Other recipients include: the Orioles; BB&T Corp.; Feats Inc. and Fund for Educational Excellence; Radisson Hotel Baltimore Downtown-Inner Harbor; Roland Park Place; University of Maryland, Baltimore; WBAL Radio/98 Rock; Wright, Constable and Skeen; and Write Notepads & Co.
62-unit apartment building proposed for Federal Hill
A 62-unit apartment building has been proposed as an addition to the 74-unit Harbor Hill Apartments in Federal Hill by its owner, Community Realty Company. Harbor Hill is the former Southern High School property on Warren Avenue.
According to the SouthBmore, CRC presented plans at a recent Federal Hill Neighborhood Association meeting that call for the new building to be constructed in place of a parking lot on the property. Peter Fillat would be the architect and the building would rise four or five stories, with two levels of underground parking, according to SouthBmore.

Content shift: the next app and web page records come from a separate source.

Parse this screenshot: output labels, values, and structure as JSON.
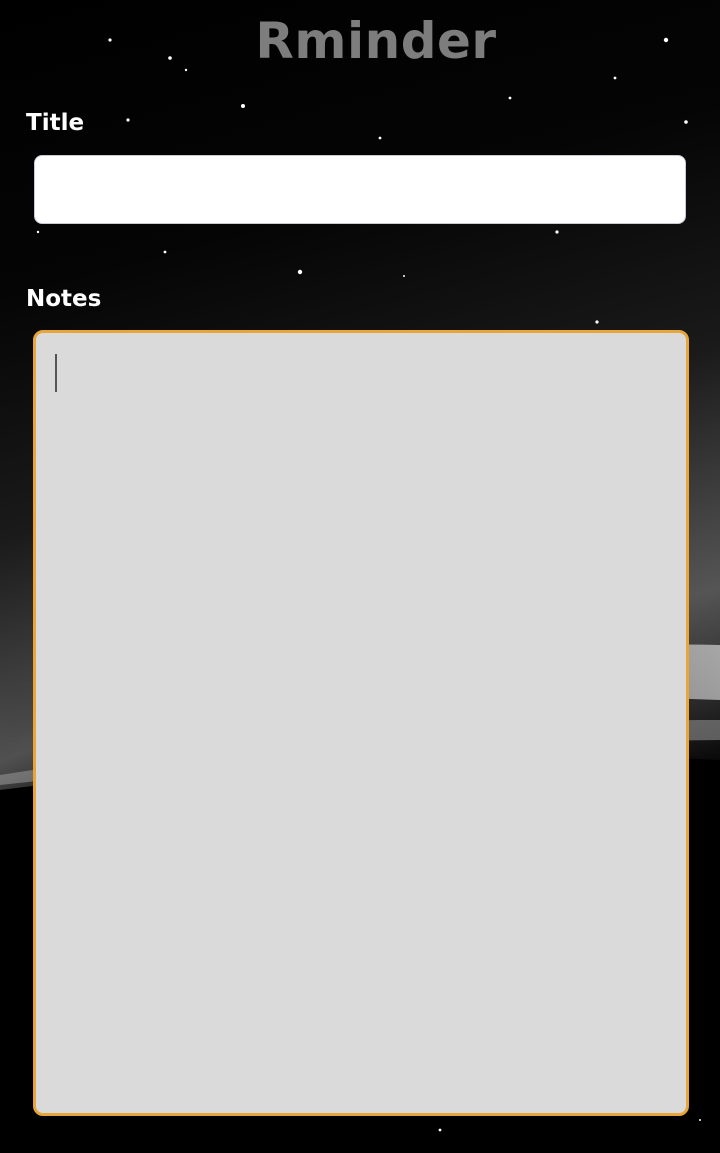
{
  "app": {
    "title": "Rminder"
  },
  "form": {
    "title_label": "Title",
    "title_value": "",
    "title_placeholder": "",
    "notes_label": "Notes",
    "notes_value": "",
    "notes_placeholder": ""
  },
  "colors": {
    "background": "#000000",
    "title_text": "#7d7d7d",
    "label_text": "#ffffff",
    "notes_focus_border": "#e7a53a",
    "notes_background": "#dadada",
    "title_input_background": "#ffffff"
  },
  "state": {
    "focused_field": "notes"
  }
}
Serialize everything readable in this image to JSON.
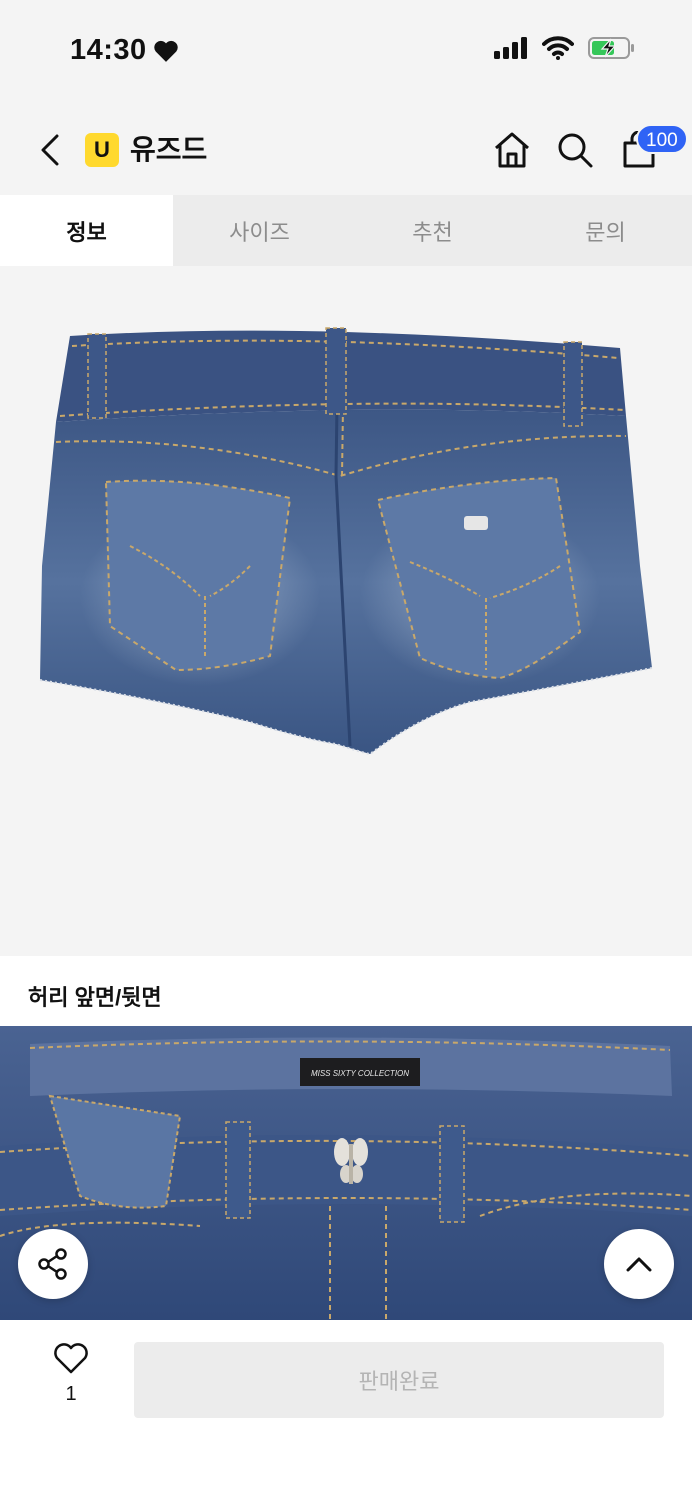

Community celebration today to honor Joyce Scott
Maryland Institute College of Art is hosting a community celebration today (Nov. 21) to honor artist Joyce Scott, recently named a MacArthur Fellow. The event will be held in MICA’s main building at 1300 Mount Royal Avenue, from 6 p.m. to 8 p.m. A performance by Scott will begin at 6:30 p.m.
Artist Zoe Friedman selected for Hampden library commission
Baltimore artist Zoe Friedman was selected to create an original work of art for the Hampden branch of the Enoch Pratt Free Library as part of its upcoming renovation, during a meeting of the Public Art Commission last week.
The work will be funded as part of the city’s Percent for Art program, intended to enhance new and renovated public buildings. The artist was selected based on her credentials and has not yet developed any designs for the project, according to Ryan Patterson, public art administrator for the Baltimore Office of Promotion + the Arts.
Urban Action Community Development receives $45 million in tax credit authority
Urban Action Community Development of Baltimore has been awarded $45 million in New Markets Tax Credit Authority from a fund of the U. S. Treasury. The tax credit program allows the recipient to direct capital to underserved communities around the nation, including Baltimore.
This is the sixth New Markets Tax Credit award for UACD, whose president is C. William Struever of Cross Street Partners. Urban Action Community Development has not determined what projects will be funded by the tax credit authority, according to representative Joseph Summers.
Remington Wine Company gets a liquor license
The Remington Wine Company, a business planned for 329 W. 29th Street in Remington by Mitchell Pressman, formerly of the Chesapeake Wine Company, has a liquor license.
The city’s liquor board last week approved a request from Pressman to transfer the license from Sav-It Liquors, the building’s former tenant, for the new operation. Located behind R House, the new shop will specialize in “hand picked wine, beer, spirits, cheeses and charcuterie,” and the owner plans to open in December, according to a message posted on Facebook.
Latest posts by Ed Gunts (see all)
- Johns Hopkins Health System unveils plans for $400 million, 12-story research tower - November 7, 2019
- Late Baltimore journalist Gwen Ifill to be honored on a U.S. postage stamp - October 24, 2019
- Empty store reborn as a time machine for the ‘silver tsunami’ of Baby Boomer retirees - October 18, 2019